27 October: The end of British Summer Time

This day marks the end of British Summer Time with our clocks going back by an hour at 2am, so don’t forget to change your clocks. As we make our way towards the winter months, the hours of darkness will increase, providing more time for stargazing.

The Moon's phases this month

Into the Shadow © László Francsics

  • 5 October - first quarter moon (5.47pm)
  • 13 October - full moon (10.08pm)
  • 21 October - last quarter moon (1.39pm)
  • 28 October - new moon (3.39am)

See a selection of the amazing shortlisted photographs, including Into the Shadow © László Francsics, from the 2019 Insight Investment Astronomy Photographer of the Year competition.

Stargazing tips

  • When looking at faint objects such as stars, nebulae, the Milky Way and other galaxies it is important to allow your eyes to adapt to the dark – so that you can achieve better night vision.
  • Allow 15 minutes for your eyes to become sensitive in the dark and remember not to look at your mobile phone or any other bright device when stargazing.
  • If you’re using a star app on your phone then switch on the red night vision mode.
  • Need a stargazing telescope or binoculars?  Check out our range of high quality observing equipment recommended by Royal Observatory astronomers.

See our range of observing equipment
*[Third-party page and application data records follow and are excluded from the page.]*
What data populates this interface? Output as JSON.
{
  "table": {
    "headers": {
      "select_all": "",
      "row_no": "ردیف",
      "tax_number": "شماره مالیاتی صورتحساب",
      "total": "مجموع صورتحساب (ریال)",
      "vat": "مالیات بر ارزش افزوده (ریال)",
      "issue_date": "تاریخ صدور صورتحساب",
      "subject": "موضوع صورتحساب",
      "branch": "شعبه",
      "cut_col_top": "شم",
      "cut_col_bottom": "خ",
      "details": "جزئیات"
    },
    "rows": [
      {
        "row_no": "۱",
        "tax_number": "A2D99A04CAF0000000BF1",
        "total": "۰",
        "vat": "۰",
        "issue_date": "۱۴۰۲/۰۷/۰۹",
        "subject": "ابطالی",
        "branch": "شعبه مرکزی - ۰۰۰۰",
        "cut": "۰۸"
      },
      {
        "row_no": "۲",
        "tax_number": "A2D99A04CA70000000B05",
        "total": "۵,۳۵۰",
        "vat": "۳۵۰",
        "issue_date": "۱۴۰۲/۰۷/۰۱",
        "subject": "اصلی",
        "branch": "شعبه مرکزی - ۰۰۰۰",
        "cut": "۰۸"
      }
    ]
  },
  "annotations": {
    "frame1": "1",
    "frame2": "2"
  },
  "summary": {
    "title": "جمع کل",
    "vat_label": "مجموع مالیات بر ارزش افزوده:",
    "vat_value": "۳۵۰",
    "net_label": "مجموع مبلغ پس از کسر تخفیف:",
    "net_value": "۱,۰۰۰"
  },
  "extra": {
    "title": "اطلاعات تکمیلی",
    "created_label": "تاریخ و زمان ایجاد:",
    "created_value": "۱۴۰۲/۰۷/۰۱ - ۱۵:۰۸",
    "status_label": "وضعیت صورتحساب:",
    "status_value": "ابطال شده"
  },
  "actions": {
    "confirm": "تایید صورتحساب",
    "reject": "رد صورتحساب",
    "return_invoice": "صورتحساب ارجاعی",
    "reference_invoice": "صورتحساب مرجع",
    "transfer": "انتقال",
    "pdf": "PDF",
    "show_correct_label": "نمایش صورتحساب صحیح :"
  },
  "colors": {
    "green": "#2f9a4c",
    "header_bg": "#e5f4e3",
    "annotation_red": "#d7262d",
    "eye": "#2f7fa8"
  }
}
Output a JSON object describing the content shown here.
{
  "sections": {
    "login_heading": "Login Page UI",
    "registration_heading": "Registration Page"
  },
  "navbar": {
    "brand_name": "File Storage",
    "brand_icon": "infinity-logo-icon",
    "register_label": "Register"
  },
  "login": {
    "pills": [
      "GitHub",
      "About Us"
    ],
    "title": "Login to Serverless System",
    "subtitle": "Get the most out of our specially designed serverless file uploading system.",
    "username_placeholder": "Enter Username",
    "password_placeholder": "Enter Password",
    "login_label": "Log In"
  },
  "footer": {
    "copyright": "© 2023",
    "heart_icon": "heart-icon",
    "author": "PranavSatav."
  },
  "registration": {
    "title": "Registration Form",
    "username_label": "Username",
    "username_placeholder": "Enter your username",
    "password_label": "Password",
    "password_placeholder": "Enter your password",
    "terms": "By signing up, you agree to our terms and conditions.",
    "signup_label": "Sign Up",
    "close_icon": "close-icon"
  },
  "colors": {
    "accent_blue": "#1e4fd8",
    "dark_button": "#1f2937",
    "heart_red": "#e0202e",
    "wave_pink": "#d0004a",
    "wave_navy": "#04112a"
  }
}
Share your astronomy pictures

Congratulations to Christina Irakleous for her beautiful image of the night sky.  She shared her image on our astrophotography Facebook page and we chose it for October's banner image.

If you want to be in with a chance to showcase your astrophotography skills on the banner of next month's night sky blog, share your photos via our Royal Observatory Astrophotography Facebook group

You can also connect with us on Twitter: @ROGAstronomers

Marvellous Moons Exhibition

Saturn's moon Mimas

Come and see spectacular images of the amazing moons in our solar system and learn more about them in our free exhibition at the Royal Observatory Greenwich.

The exhibition is open daily until 20 March 2020.

See more of the night sky

Come on an amazing tour of this month's night sky in our Sky Tonight planetarium show delivered live by a Royal Observatory Greenwich astronomer.

See the Sky Tonight planetarium show

Central image: © Christina Irakleous

Resources for teachers and students

The Royal Observatory learning team has also created

  • Free animated videos that answer the biggest questions in astronomy and free resources to go alongside them.

You can find them here

ROG video 'How did the Solar System form?'

  • A whole host of podcasts featuring interviews with real space scientists, astronauts and active researchers working in UK universities.

You can listen to these here

Career choice: Planetary scientist (Credit: NASA/JPL-Caltech/SwRI/MSSS/Kevin M. Gill)